Listed records ->
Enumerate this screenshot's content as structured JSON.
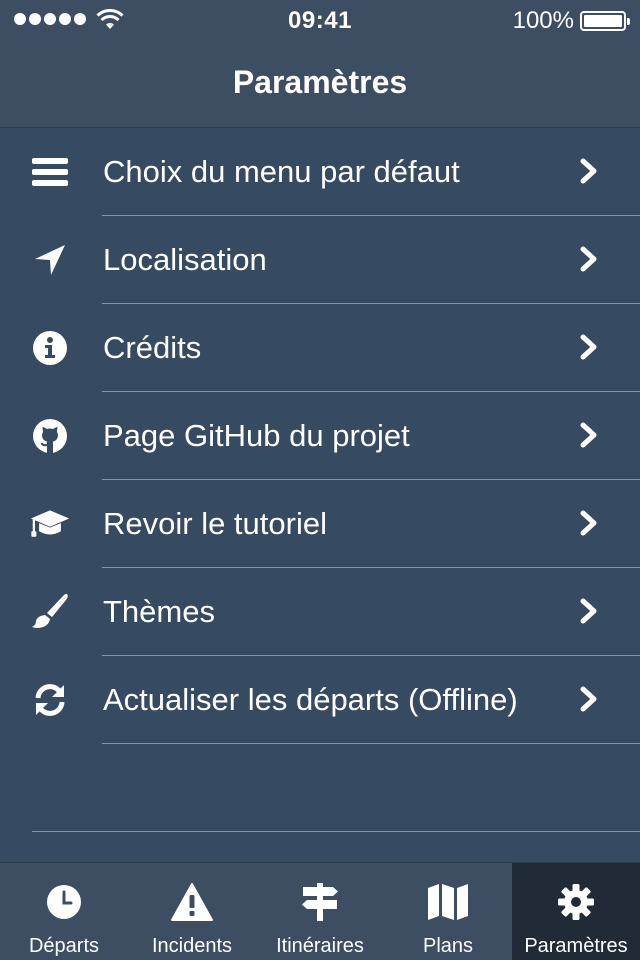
{
  "status_bar": {
    "time": "09:41",
    "battery": "100%"
  },
  "nav": {
    "title": "Paramètres"
  },
  "menu": [
    {
      "label": "Choix du menu par défaut",
      "icon": "menu-icon"
    },
    {
      "label": "Localisation",
      "icon": "location-arrow-icon"
    },
    {
      "label": "Crédits",
      "icon": "info-icon"
    },
    {
      "label": "Page GitHub du projet",
      "icon": "github-icon"
    },
    {
      "label": "Revoir le tutoriel",
      "icon": "graduation-cap-icon"
    },
    {
      "label": "Thèmes",
      "icon": "paintbrush-icon"
    },
    {
      "label": "Actualiser les départs (Offline)",
      "icon": "refresh-icon"
    }
  ],
  "tabs": [
    {
      "label": "Départs",
      "icon": "clock-icon"
    },
    {
      "label": "Incidents",
      "icon": "warning-icon"
    },
    {
      "label": "Itinéraires",
      "icon": "signpost-icon"
    },
    {
      "label": "Plans",
      "icon": "map-icon"
    },
    {
      "label": "Paramètres",
      "icon": "gear-icon",
      "active": true
    }
  ],
  "colors": {
    "background": "#364a61",
    "bars": "#3d4e62",
    "active_tab": "#212b37",
    "separator": "#8596a8"
  }
}
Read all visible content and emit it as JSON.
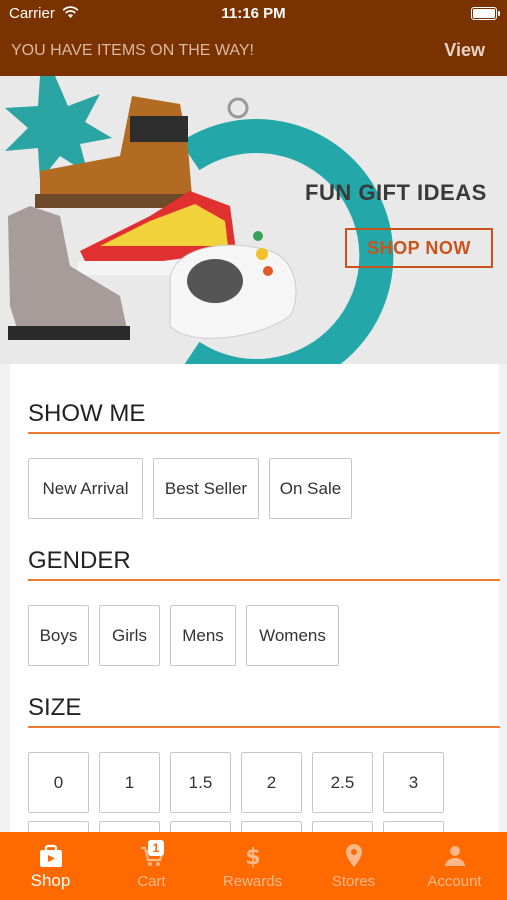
{
  "status_bar": {
    "carrier": "Carrier",
    "time": "11:16 PM"
  },
  "notice": {
    "message": "YOU HAVE ITEMS ON THE WAY!",
    "action": "View"
  },
  "banner": {
    "headline": "FUN GIFT IDEAS",
    "cta": "SHOP NOW"
  },
  "filters": {
    "show_me": {
      "title": "SHOW ME",
      "options": [
        "New Arrival",
        "Best Seller",
        "On Sale"
      ]
    },
    "gender": {
      "title": "GENDER",
      "options": [
        "Boys",
        "Girls",
        "Mens",
        "Womens"
      ]
    },
    "size": {
      "title": "SIZE",
      "options": [
        "0",
        "1",
        "1.5",
        "2",
        "2.5",
        "3"
      ]
    }
  },
  "tabs": [
    {
      "label": "Shop",
      "icon": "shopping-bag-icon",
      "active": true
    },
    {
      "label": "Cart",
      "icon": "cart-icon",
      "badge": "1"
    },
    {
      "label": "Rewards",
      "icon": "dollar-icon"
    },
    {
      "label": "Stores",
      "icon": "location-pin-icon"
    },
    {
      "label": "Account",
      "icon": "user-icon"
    }
  ],
  "colors": {
    "brand_orange": "#ff6a00",
    "header_brown": "#7a3300",
    "accent_line": "#ee7a30"
  }
}
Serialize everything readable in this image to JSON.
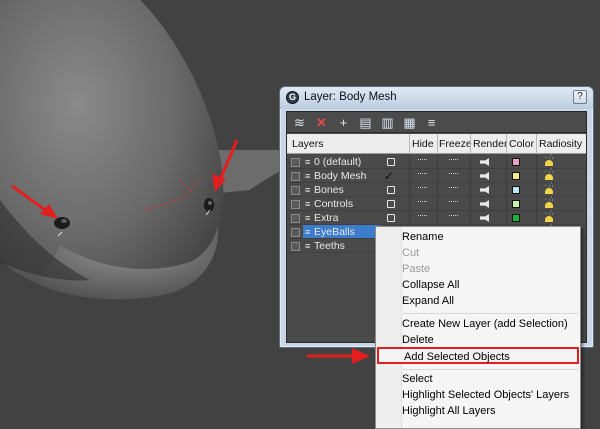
{
  "window": {
    "title": "Layer: Body Mesh",
    "app_icon": "G",
    "help_label": "?"
  },
  "toolbar": {
    "icons": [
      "new-layer-icon",
      "delete-layer-icon",
      "add-to-layer-icon",
      "select-objects-icon",
      "highlight-layer-icon",
      "hide-all-icon",
      "freeze-all-icon"
    ],
    "delete_glyph": "✕",
    "add_glyph": "+"
  },
  "columns": {
    "layers": "Layers",
    "hide": "Hide",
    "freeze": "Freeze",
    "render": "Render",
    "color": "Color",
    "radiosity": "Radiosity"
  },
  "layers": [
    {
      "name": "0 (default)",
      "color": "#e8a2c2"
    },
    {
      "name": "Body Mesh",
      "color": "#f3ea86",
      "active": true
    },
    {
      "name": "Bones",
      "color": "#bfe7f3"
    },
    {
      "name": "Controls",
      "color": "#c8f0a6"
    },
    {
      "name": "Extra",
      "color": "#15b832"
    },
    {
      "name": "EyeBalls",
      "color": "#d83a3a",
      "selected": true
    },
    {
      "name": "Teeths",
      "color": "#d83a3a"
    }
  ],
  "context_menu": {
    "items": [
      {
        "label": "Rename",
        "disabled": false
      },
      {
        "label": "Cut",
        "disabled": true
      },
      {
        "label": "Paste",
        "disabled": true
      },
      {
        "label": "Collapse All",
        "disabled": false
      },
      {
        "label": "Expand All",
        "disabled": false
      },
      {
        "label": "Create New Layer (add Selection)",
        "disabled": false
      },
      {
        "label": "Delete",
        "disabled": false
      },
      {
        "label": "Add Selected Objects",
        "disabled": false,
        "highlighted": true
      },
      {
        "label": "Select",
        "disabled": false
      },
      {
        "label": "Highlight Selected Objects' Layers",
        "disabled": false
      },
      {
        "label": "Highlight All Layers",
        "disabled": false
      }
    ]
  },
  "annotations": {
    "arrow_color": "#e31e1e"
  }
}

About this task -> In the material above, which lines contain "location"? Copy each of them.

Result for this exercise ->
      "icon": "location-arrow-icon"
      "icon": "location-pin-icon"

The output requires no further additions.